Dismiss Notice
Join Physics Forums Today!
The friendliest, high quality science and math community on the planet! Everyone who loves science is here!

Question about the metric tensor in Einstein's field equations.

  1. Aug 11, 2004 #1
    I was wonder if some can explain to me what exactly are the 10 parameters for the metric tensors. I know the reason for getting 10 parameters, 3^2=9 + 1, you get three for every spatial dimensions plus one for time. But why exactly three parameters for each spatial dimension? And what exactly are these three parameters for a spatial dimension? Can someone fill me in, I really what to know! :biggrin:
  2. jcsd
  3. Aug 12, 2004 #2


    User Avatar
    Science Advisor

    If you remember that the metric tensor is symmetric and rank-2, then in a spacetime with T dimensions of time and S dimensions of space, the number of independent elements of the metric (or "parameters" as you call them) is (T+S)(T+S+1)/2. For our particular universe, that works out to 4*5/2 = 10.
  4. Aug 12, 2004 #3
    Yes I know. But what exaclty does each element represent? Like in a vector you have distance in the xyz directions. In a tensor I assume three of the elements are just distances in xyz but what about the other 6 elements? Sorry I'm trying to explain my question as best I can.
  5. Aug 12, 2004 #4


    User Avatar
    Staff Emeritus
    Gold Member
    Dearly Missed

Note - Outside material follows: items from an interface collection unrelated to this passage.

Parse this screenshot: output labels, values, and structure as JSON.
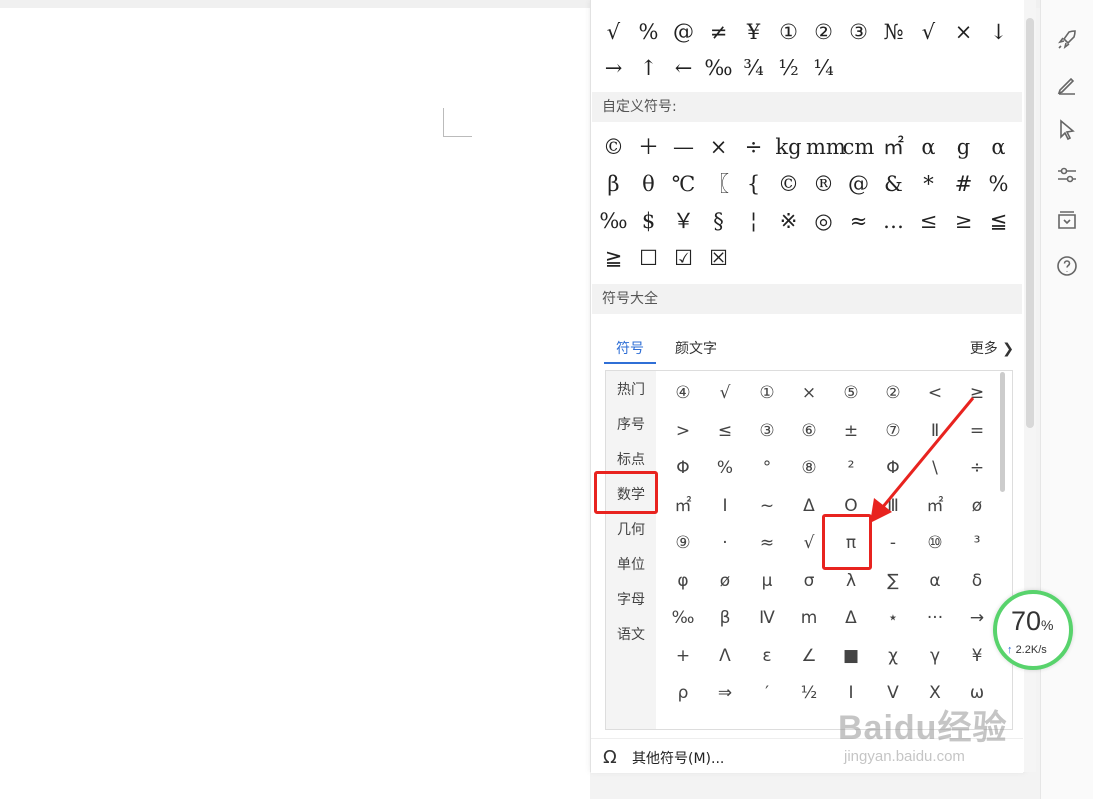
{
  "common_row1": [
    "√",
    "%",
    "@",
    "≠",
    "¥",
    "①",
    "②",
    "③",
    "№",
    "√",
    "×",
    "↓"
  ],
  "common_row2": [
    "→",
    "↑",
    "←",
    "‰",
    "¾",
    "½",
    "¼"
  ],
  "custom_section_title": "自定义符号:",
  "custom_rows": [
    [
      "©",
      "＋",
      "—",
      "×",
      "÷",
      "kg",
      "mm",
      "cm",
      "㎡",
      "α",
      "g",
      "α"
    ],
    [
      "β",
      "θ",
      "℃",
      "〖",
      "{",
      "©",
      "®",
      "@",
      "&",
      "*",
      "#",
      "%"
    ],
    [
      "‰",
      "$",
      "￥",
      "§",
      "¦",
      "※",
      "◎",
      "≈",
      "…",
      "≤",
      "≥",
      "≦"
    ],
    [
      "≧",
      "☐",
      "☑",
      "☒"
    ]
  ],
  "all_section_title": "符号大全",
  "tabs": {
    "symbols": "符号",
    "kaomoji": "颜文字",
    "more": "更多 ❯"
  },
  "categories": [
    "热门",
    "序号",
    "标点",
    "数学",
    "几何",
    "单位",
    "字母",
    "语文"
  ],
  "selected_category": "数学",
  "math_rows": [
    [
      "④",
      "√",
      "①",
      "×",
      "⑤",
      "②",
      "<",
      "≥"
    ],
    [
      ">",
      "≤",
      "③",
      "⑥",
      "±",
      "⑦",
      "Ⅱ",
      "="
    ],
    [
      "Φ",
      "%",
      "°",
      "⑧",
      "²",
      "Φ",
      "\\",
      "÷"
    ],
    [
      "㎡",
      "Ⅰ",
      "~",
      "Δ",
      "Ο",
      "Ⅲ",
      "㎡",
      "ø"
    ],
    [
      "⑨",
      "·",
      "≈",
      "√",
      "π",
      "-",
      "⑩",
      "³"
    ],
    [
      "φ",
      "ø",
      "μ",
      "σ",
      "λ",
      "∑",
      "α",
      "δ"
    ],
    [
      "‰",
      "β",
      "Ⅳ",
      "m",
      "Δ",
      "⋆",
      "···",
      "→"
    ],
    [
      "+",
      "Λ",
      "ε",
      "∠",
      "■",
      "χ",
      "γ",
      "¥"
    ],
    [
      "ρ",
      "⇒",
      "′",
      "½",
      "Ⅰ",
      "Ⅴ",
      "Ⅹ",
      "ω"
    ]
  ],
  "highlighted_symbol": "π",
  "footer": {
    "icon": "Ω",
    "label": "其他符号(M)..."
  },
  "speed": {
    "percent": "70",
    "unit": "%",
    "rate": "2.2K/s"
  },
  "watermark": {
    "brand": "Baidu经验",
    "url": "jingyan.baidu.com"
  },
  "colors": {
    "accent": "#2f6fd6",
    "highlight": "#e8231f",
    "speed_ring": "#58d36c"
  }
}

    The i-j element in the metric tensor is the coefficient of the dxidxj term in the general version of Pythagoras' rule. The tensor is symmetric because the multiplication is commutative, and dxidxj = dxjdxi.
Share this great discussion with others via Reddit, Google+, Twitter, or Facebook